(Information Opens)

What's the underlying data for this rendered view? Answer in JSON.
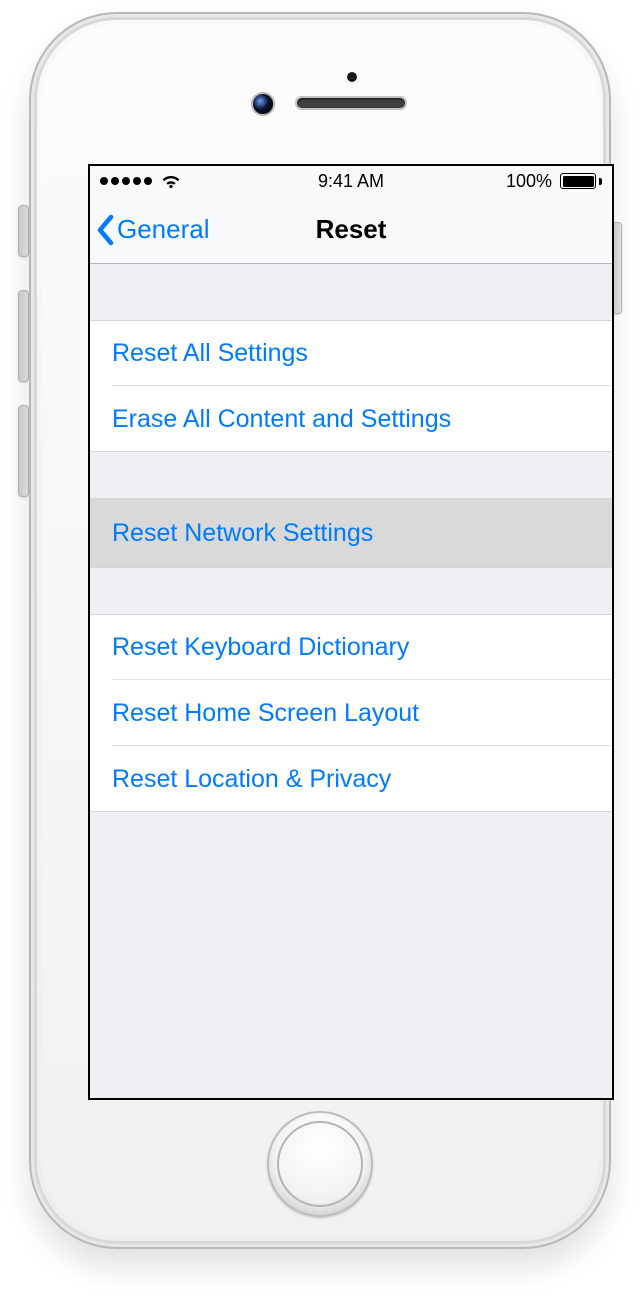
{
  "status": {
    "time": "9:41 AM",
    "battery_text": "100%"
  },
  "nav": {
    "back_label": "General",
    "title": "Reset"
  },
  "groups": {
    "first": [
      {
        "label": "Reset All Settings"
      },
      {
        "label": "Erase All Content and Settings"
      }
    ],
    "network": [
      {
        "label": "Reset Network Settings"
      }
    ],
    "third": [
      {
        "label": "Reset Keyboard Dictionary"
      },
      {
        "label": "Reset Home Screen Layout"
      },
      {
        "label": "Reset Location & Privacy"
      }
    ]
  },
  "colors": {
    "link": "#007aff"
  }
}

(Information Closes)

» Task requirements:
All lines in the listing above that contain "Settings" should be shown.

» Exercise result:
        "label": "Reset All Settings"
        "label": "Erase All Content and Settings"
        "label": "Reset Network Settings"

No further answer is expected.